April 14, 2006 permalink
The CBC program The Fifth Estate on April 12 dealt with the death of Jeffrey Baldwin. The following article deals with one issue raised in the program. More comments follow.
Jeffrey's parents apologize
The Toronto Sun, April 13, 2006, By BRETT CLARKSON AND SAM PAZZANO, TORONTO SUN
In their first public statement about their son's horrific death, Jeffrey Baldwin's biological parents apologized for failing the boy in a television interview aired last night.
"We both failed," said Yvonne Kidman, Jeffrey's biological mother, in an interview on CBC's The Fifth Estate.
"I live with that guilt every single day," Richard Baldwin said. "I want everybody to know -- I apologize. I let my son down and I let the rest of my children down."
Jeffrey was almost six years old when he starved to death in November 2002 while in the care of Kidmans' parents, Elva Bottineau and Norman Kidman.
Yesterday, Bottineau and Kidman were in court to hear sentencing for how much time either would serve before being eligible for parole. That was postponed until May 17.
Last Friday, Bottineau, 54, and Kidman, 53, were found guilty of second-degree murder in Jeffrey's death. Both convicted child abusers from the 1970s, the pair have started serving their life sentences.
An at-times angry Kidman lashed out at her mother as the interview focused on Bottineau's successful bid to win custody of Kidman and Baldwin's four children, including Jeffrey.
Bottineau eventually won custody of all the kids after taking in Jeffrey's sister, after that child was reportedly left unattended during a fight between the young parents.
Because Bottineau received $125 from social assistance per child, Kidman couldn't help but wonder if her mother had taken the kids under her wing solely for a cash-in.
"Right now I'm pretty pissed with her," Kidman said.
"And I got a lot of questions I would like to ask her but can't do them over the phone."
Richard Baldwin said attempts to ask about the obviously malnourished children were met with strong resistance.
"I knew they were drinking from the toilet," Baldwin said. "We voiced concerns, but then all we'd get is arguments, and basically, 'If you don't like the way things look, leave!'"
The parents said they didn't go to the Catholic Children's Aid Society because they felt nobody would take their word against Bottineau's.
Source: Toronto Sun
The Fifth Estate dealt candidly with the horrors of Jeffrey Baldwin's death. It also considered the culpability of CCAS and tried to interview them. When faced with the excuse that the case could not be discussed during trial, the Fifth Estate rescheduled its broadcast until after the trial, but CCAS still demurred. The CBC indulged in the invasive technique of approaching Mary McConville in a public place to ask questions. She suggested that her press release was all that needed to be said.
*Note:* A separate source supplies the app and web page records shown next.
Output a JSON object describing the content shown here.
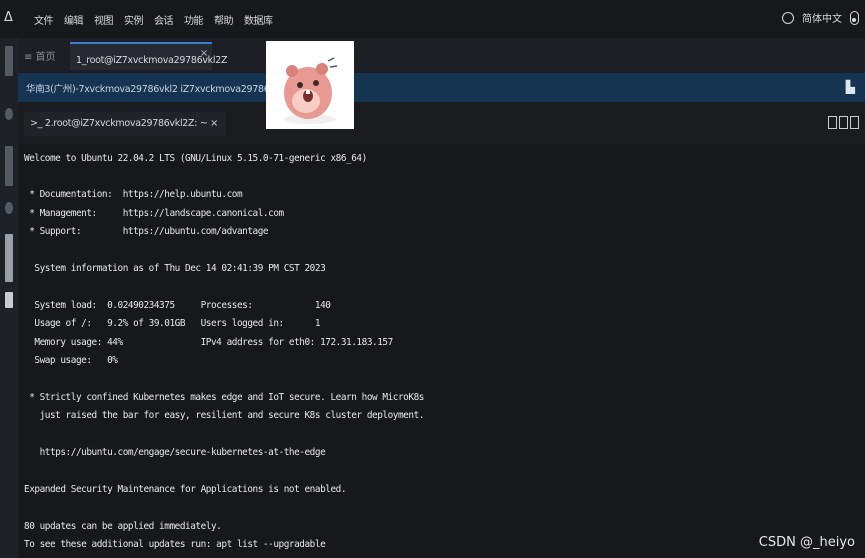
{
  "app": {
    "logo": "Δ",
    "menu": [
      "文件",
      "编辑",
      "视图",
      "实例",
      "会话",
      "功能",
      "帮助",
      "数据库"
    ],
    "language": "简体中文"
  },
  "tabs": {
    "home_label": "≡  首页",
    "active_label": "1_root@iZ7xvckmova29786vkl2Z",
    "close": "×"
  },
  "session": {
    "path": "华南3(广州)-7xvckmova29786vkl2   iZ7xvckmova29786vkl2Z   root"
  },
  "terminal_tab": {
    "label": ">_ 2.root@iZ7xvckmova29786vkl2Z: ~",
    "close": "×"
  },
  "terminal": {
    "lines": [
      "Welcome to Ubuntu 22.04.2 LTS (GNU/Linux 5.15.0-71-generic x86_64)",
      " * Documentation:  https://help.ubuntu.com",
      " * Management:     https://landscape.canonical.com",
      " * Support:        https://ubuntu.com/advantage",
      "  System information as of Thu Dec 14 02:41:39 PM CST 2023",
      "  System load:  0.02490234375     Processes:            140",
      "  Usage of /:   9.2% of 39.01GB   Users logged in:      1",
      "  Memory usage: 44%               IPv4 address for eth0: 172.31.183.157",
      "  Swap usage:   0%",
      " * Strictly confined Kubernetes makes edge and IoT secure. Learn how MicroK8s",
      "   just raised the bar for easy, resilient and secure K8s cluster deployment.",
      "   https://ubuntu.com/engage/secure-kubernetes-at-the-edge",
      "Expanded Security Maintenance for Applications is not enabled.",
      "80 updates can be applied immediately.",
      "To see these additional updates run: apt list --upgradable"
    ]
  },
  "watermark": "CSDN @_heiyo"
}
As for Jeffrey's parents, they have no need to feel guilt over their inaction. Faced with parental complaints, other child protection agencies have ignored them, or when the complaints became burdensome, punished the parents by cutting off all remaining access to their children. Even worse, when the family gets evidence of abuse by child protectors, the child disappears without a trace. For example, the child we know as Howard joined the desaparecidos when a recording was posted on the internet giving evidence of a sex crime committed by a social worker.
You can view the program online. Go to the page Failing Jeffrey and click on the button for "Watch this story online". You will need Windows Media Player.